Bedtime in our house can be stressful, two boys that don’t want to go to bed, excuses and distractions to delay getting in bed, too busy watching TV or playing with Lego, messing about getting changed, trying to use our bed as a trampoline, twenty questions as you’re turning off the light, sometimes getting back out of bed to go to the toilet again or to come downstairs and ask us something else.
What do you do to keep your children occupied on holiday when you want some quiet time after lunch and they’re too old to nap? When it’s raining and you’re stuck inside for the day or when it’s the middle of the day and too hot to be in the sun? Do you take toys, colouring, books to read, watch TV or try to stop them jumping off the sofa and using the bed like a trampoline in my case?!
Unless you were blessed with a child who just magically drifts off to sleep each night, you have likely asked the question, “How do I get my child to sleep at night?”
Most parents do.
In fact, sleep is one of the most common concerns parents have for their children, and it can be a tricky issue to sort out. If you’re one of the many parents struggling to get more sleep – for you and your child – this quick guide will help your family tremendously.
Your children starting school is one of the biggest milestones you’ll face. For me it was certainly the most emotive, my babies were really growing up. It was the start of a new chapter, the boys being more independent from us, off to make new friends and learn so many new things. For families with twins, starting school means there may be some extra things to consider.
Wordpress tells me that this is my 100th blog post so I wanted to make it a special one. One of the topics I haven’t written about yet is breastfeeding. This is because it’s a highly emotive subject, certainly for me and many others, and it’s one of those topics that everyone has an opinion about. I’m saving my breastfeeding journey for later but today I’m writing a post that I hope will be useful to both expectant and new parents and that will also be an interesting read for others.
It is difficult to categorise an accurate profile for those who choose a partner from a foreign culture. Yet, they are usually people who are not very connected to their own culture or who give it less importance. They could be seen as more exploratory or romantic people who see differences in culture as an adventure that make the experience more interesting and exciting. Many of them are rebels, who consciously or not, marry in protest or to distance themselves from their own culture, values, or family – or those who grew up in an international environment and it is natural for them to choose someone from another culture.

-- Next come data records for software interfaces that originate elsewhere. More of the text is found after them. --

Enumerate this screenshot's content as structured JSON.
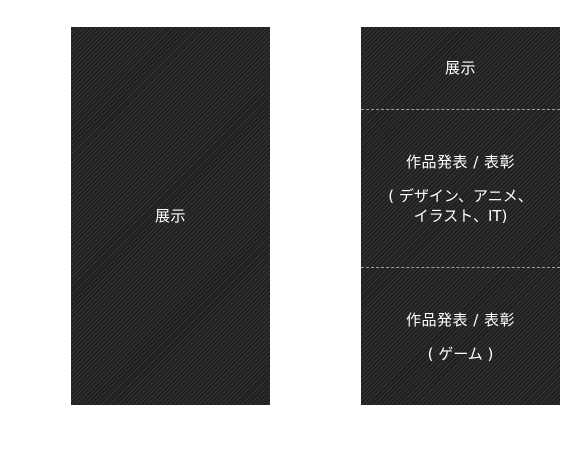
{
  "left_block": {
    "label": "展示"
  },
  "right_block": {
    "sections": [
      {
        "title": "展示"
      },
      {
        "title": "作品発表 / 表彰",
        "subtitle": "( デザイン、アニメ、\nイラスト、IT)"
      },
      {
        "title": "作品発表 / 表彰",
        "subtitle": "( ゲーム )"
      }
    ]
  },
  "colors": {
    "panel": "#1f1f1f",
    "text": "#ffffff",
    "divider": "#ffffff"
  }
}
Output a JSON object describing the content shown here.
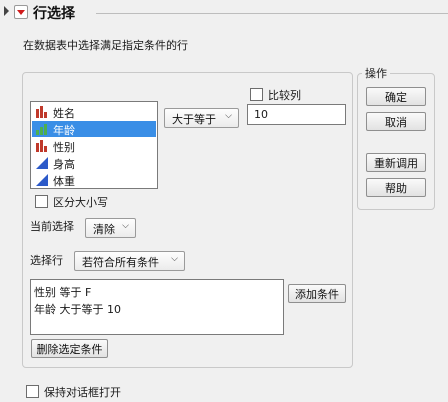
{
  "title": "行选择",
  "description": "在数据表中选择满足指定条件的行",
  "columns": [
    {
      "name": "姓名",
      "icon": "nominal-bar-icon",
      "selected": false
    },
    {
      "name": "年龄",
      "icon": "ordinal-bar-icon",
      "selected": true
    },
    {
      "name": "性别",
      "icon": "nominal-bar-icon",
      "selected": false
    },
    {
      "name": "身高",
      "icon": "continuous-triangle-icon",
      "selected": false
    },
    {
      "name": "体重",
      "icon": "continuous-triangle-icon",
      "selected": false
    }
  ],
  "condition": {
    "operator": "大于等于",
    "compare_column_label": "比较列",
    "value": "10"
  },
  "case_sensitive_label": "区分大小写",
  "current_selection": {
    "label": "当前选择",
    "value": "清除"
  },
  "select_rows": {
    "label": "选择行",
    "value": "若符合所有条件"
  },
  "conditions_list": [
    "性别 等于 F",
    "年龄 大于等于 10"
  ],
  "add_condition_label": "添加条件",
  "delete_condition_label": "删除选定条件",
  "keep_open_label": "保持对话框打开",
  "actions": {
    "legend": "操作",
    "ok": "确定",
    "cancel": "取消",
    "recall": "重新调用",
    "help": "帮助"
  },
  "colors": {
    "selection": "#3a8ee6",
    "nominal": "#c0392b",
    "ordinal": "#4caf50",
    "continuous": "#2c5ac9",
    "collapse_arrow": "#d01c1c"
  }
}
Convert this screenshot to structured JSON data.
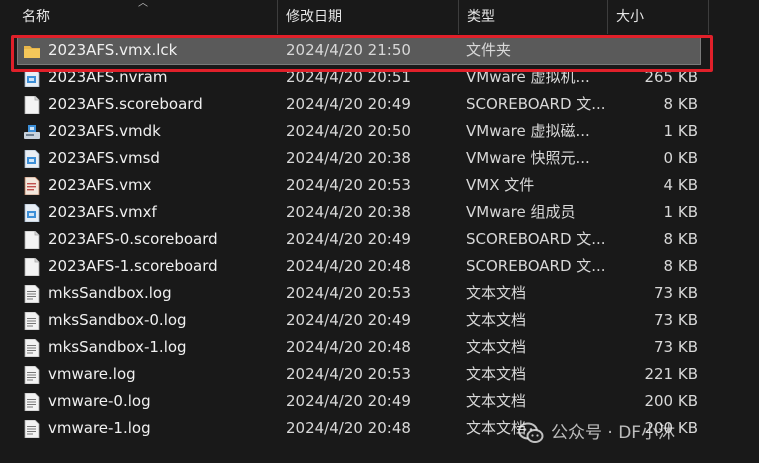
{
  "columns": {
    "name": "名称",
    "date": "修改日期",
    "type": "类型",
    "size": "大小"
  },
  "files": [
    {
      "icon": "folder-icon",
      "name": "2023AFS.vmx.lck",
      "date": "2024/4/20 21:50",
      "type": "文件夹",
      "size": "",
      "selected": true
    },
    {
      "icon": "vmware-file-icon",
      "name": "2023AFS.nvram",
      "date": "2024/4/20 20:51",
      "type": "VMware 虚拟机...",
      "size": "265 KB"
    },
    {
      "icon": "blank-file-icon",
      "name": "2023AFS.scoreboard",
      "date": "2024/4/20 20:49",
      "type": "SCOREBOARD 文...",
      "size": "8 KB"
    },
    {
      "icon": "disk-file-icon",
      "name": "2023AFS.vmdk",
      "date": "2024/4/20 20:50",
      "type": "VMware 虚拟磁...",
      "size": "1 KB"
    },
    {
      "icon": "vmware-file-icon",
      "name": "2023AFS.vmsd",
      "date": "2024/4/20 20:38",
      "type": "VMware 快照元...",
      "size": "0 KB"
    },
    {
      "icon": "config-file-icon",
      "name": "2023AFS.vmx",
      "date": "2024/4/20 20:53",
      "type": "VMX 文件",
      "size": "4 KB"
    },
    {
      "icon": "vmware-file-icon",
      "name": "2023AFS.vmxf",
      "date": "2024/4/20 20:38",
      "type": "VMware 组成员",
      "size": "1 KB"
    },
    {
      "icon": "blank-file-icon",
      "name": "2023AFS-0.scoreboard",
      "date": "2024/4/20 20:49",
      "type": "SCOREBOARD 文...",
      "size": "8 KB"
    },
    {
      "icon": "blank-file-icon",
      "name": "2023AFS-1.scoreboard",
      "date": "2024/4/20 20:48",
      "type": "SCOREBOARD 文...",
      "size": "8 KB"
    },
    {
      "icon": "text-file-icon",
      "name": "mksSandbox.log",
      "date": "2024/4/20 20:53",
      "type": "文本文档",
      "size": "73 KB"
    },
    {
      "icon": "text-file-icon",
      "name": "mksSandbox-0.log",
      "date": "2024/4/20 20:49",
      "type": "文本文档",
      "size": "73 KB"
    },
    {
      "icon": "text-file-icon",
      "name": "mksSandbox-1.log",
      "date": "2024/4/20 20:48",
      "type": "文本文档",
      "size": "73 KB"
    },
    {
      "icon": "text-file-icon",
      "name": "vmware.log",
      "date": "2024/4/20 20:53",
      "type": "文本文档",
      "size": "221 KB"
    },
    {
      "icon": "text-file-icon",
      "name": "vmware-0.log",
      "date": "2024/4/20 20:49",
      "type": "文本文档",
      "size": "200 KB"
    },
    {
      "icon": "text-file-icon",
      "name": "vmware-1.log",
      "date": "2024/4/20 20:48",
      "type": "文本文档",
      "size": "200 KB"
    }
  ],
  "watermark": {
    "text": "公众号 · DF小沐"
  },
  "colors": {
    "background": "#191919",
    "selection": "#5a5a5a",
    "highlight_border": "#e0202a",
    "folder": "#e8b64a",
    "vmware_blue": "#3c8fd8"
  }
}
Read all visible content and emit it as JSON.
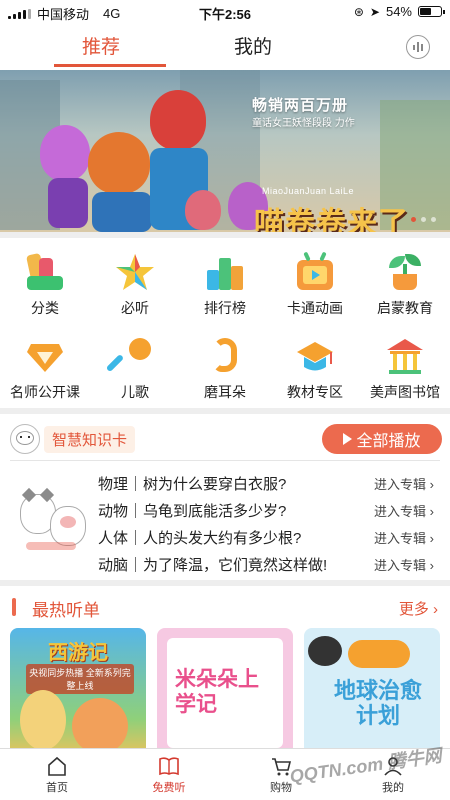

Our boys turned 5 today. The fast passage of time is surreal sometimes. How years seem to pass in the blink of an eye. I’m not sure if this feeling is stronger now I’m a parent or just as Im getting older. Whenever it gets close to the boy’s birthday I get that little bit more emotional thinking back to when they were born six weeks early and how small and vulnerable they were. So yesterday I started been thinking about the main things that I’ve learnt as a parent and in keeping with the 5 theme, here they are:
When I posted the boys first day of school photo on Instagram/Facebook I said it was the day that I had been avoiding thinking about, in fact I was quite in denial about the whole thing. Well not totally because I had bought their uniform and I knew it was going to come around. I just really wasn’t ready, even if the boys had been ready for quite a while. Actually they had been asking me for a whole year if they had finished nursery yet since some of their friends went to school in September 2015.
Having twins or multiples really is a unique experience. This post is about finding my confidence as a new mum and feeling judged by others. So what is it like for me being a mum of twins and coping with going to the supermarket or for a tea and cake in town? The most notable thing for me is the attention you get or should I say, the twins get. People are so interested, which is great but sometimes it can be overwhelming when you’re trying to cope with two babies/toddlers/pre-schoolers, you just want to be left alone to get on with it and not be met with people’s constant need to ask questions or to make comments.